According to an article in HR News, one effective method of retaining valuable employees is by providing them with opportunities to learn new skills. Training helps improve employees’ job performance, leading to increased job satisfaction and productivity. Additionally, it allows individuals with exceptional abilities to shine, presenting the possibility of promoting them within the company and strengthening the talent pool.
Assessing the influence of learning and development
Effective Learning and Development (L&D) plays a vital role in ensuring the success of an organisation. It is important to have a focused and clear approach towards training in order to achieve desired outcomes. The Chartered Institute of Personnel and Development (CIPD) promotes the RAM approach as an effective way to assess learning needs, enabling organisations to be flexible and responsive in their training processes.
RAM, which is short for Relevance, Alignment, and Measurement, is an acronym that encompasses three essential factors.

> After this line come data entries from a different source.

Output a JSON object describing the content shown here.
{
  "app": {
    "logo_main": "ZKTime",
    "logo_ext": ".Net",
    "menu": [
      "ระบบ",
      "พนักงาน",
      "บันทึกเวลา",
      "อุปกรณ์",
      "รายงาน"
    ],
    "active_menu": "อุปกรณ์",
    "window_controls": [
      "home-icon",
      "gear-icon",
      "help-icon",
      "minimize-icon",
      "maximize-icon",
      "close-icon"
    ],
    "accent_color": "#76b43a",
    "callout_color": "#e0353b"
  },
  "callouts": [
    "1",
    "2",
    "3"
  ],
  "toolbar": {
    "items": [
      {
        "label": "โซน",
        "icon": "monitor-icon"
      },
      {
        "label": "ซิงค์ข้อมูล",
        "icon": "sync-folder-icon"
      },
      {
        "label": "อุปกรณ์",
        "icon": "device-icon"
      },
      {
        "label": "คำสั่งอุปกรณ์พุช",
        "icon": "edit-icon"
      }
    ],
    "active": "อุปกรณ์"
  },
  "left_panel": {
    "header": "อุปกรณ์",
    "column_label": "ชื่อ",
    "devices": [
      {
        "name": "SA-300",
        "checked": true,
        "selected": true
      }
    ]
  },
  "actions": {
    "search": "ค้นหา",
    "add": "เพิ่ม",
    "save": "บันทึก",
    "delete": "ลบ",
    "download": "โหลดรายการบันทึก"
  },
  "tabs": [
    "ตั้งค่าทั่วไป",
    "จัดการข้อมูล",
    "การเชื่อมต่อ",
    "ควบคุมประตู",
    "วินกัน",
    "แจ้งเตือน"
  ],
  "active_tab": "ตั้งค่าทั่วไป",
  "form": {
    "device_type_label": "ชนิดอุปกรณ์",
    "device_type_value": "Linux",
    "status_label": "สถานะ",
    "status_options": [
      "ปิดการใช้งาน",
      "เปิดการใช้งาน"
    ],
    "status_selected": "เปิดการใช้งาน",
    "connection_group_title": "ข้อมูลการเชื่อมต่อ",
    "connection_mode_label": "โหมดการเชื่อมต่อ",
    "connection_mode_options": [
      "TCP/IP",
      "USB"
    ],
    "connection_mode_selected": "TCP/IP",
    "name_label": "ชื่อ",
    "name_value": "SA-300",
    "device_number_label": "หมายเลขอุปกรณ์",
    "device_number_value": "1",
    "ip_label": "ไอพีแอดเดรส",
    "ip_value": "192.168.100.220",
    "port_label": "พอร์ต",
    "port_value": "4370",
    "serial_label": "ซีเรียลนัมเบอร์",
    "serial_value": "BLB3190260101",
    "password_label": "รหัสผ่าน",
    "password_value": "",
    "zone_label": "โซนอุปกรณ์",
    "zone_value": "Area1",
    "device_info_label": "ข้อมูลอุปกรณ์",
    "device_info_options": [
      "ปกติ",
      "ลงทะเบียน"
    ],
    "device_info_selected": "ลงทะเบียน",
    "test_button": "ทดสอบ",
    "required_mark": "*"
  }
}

When it comes to relevance, it involves assessing the connection between current or future education and its impact on the business’s goals, encompassing both the opportunities and challenges that may arise. In simpler terms, it is about understanding how learning aligns with strategic objectives.
To ensure effectiveness, it is essential for training programs to align with the overall organisational strategy. This can be achieved through a blended and integrated approach that considers the diverse needs of stakeholders.
Measurement in the context of learning and development refers to the need for accurately and consistently assessing the impact, engagement, and transfer of learning activities as part of a comprehensive evaluation process.
To ensure effective training, it is important to connect it with a thorough analysis of current assets and the skills required presently or in the future. This analysis can be complemented by a competency framework that outlines the various roles within the organisation. Once this assessment is complete, you can determine whether the training can be conducted internally or if external training providers need to be consulted.
Optimising inclusion within your L&D strategies
McKinsey recently released the third instalment of their research series titled “Diversity Wins: How Inclusion Matters,” which provides compelling evidence that diversity within organisations is not only a moral and legal obligation but also a smart business move. The study reveals that leadership teams that embrace diversity outperform non-diverse teams, with potential profitability gains of up to 36%.
In order to effectively promote diversity within an organisation, it is crucial to incorporate it into the Learning and Development (L&D) programs as a component of a comprehensive organisation-wide strategy. This strategy should encompass various initiatives, such as providing training opportunities, establishing support networks for minority groups, facilitating webinars, encouraging story-sharing, and demonstrating visible commitment from leaders.
Engaging with employees is crucial for informing diversity learning and development in organisations. For instance, conducting staff surveys can provide valuable insights into employee dissatisfaction with aspects like company culture, environment, and practices related to gender, race, sexuality, or religion. Identifying areas of improvement through these surveys indicates that further efforts are required to address such issues.
According to a recent article in HR Magazine, it is argued that equality, diversity, and inclusion (EDI) should be considered as factors that contribute to the overall value of an organisation. These factors have implications on various aspects, including performance, productivity, and employee retention.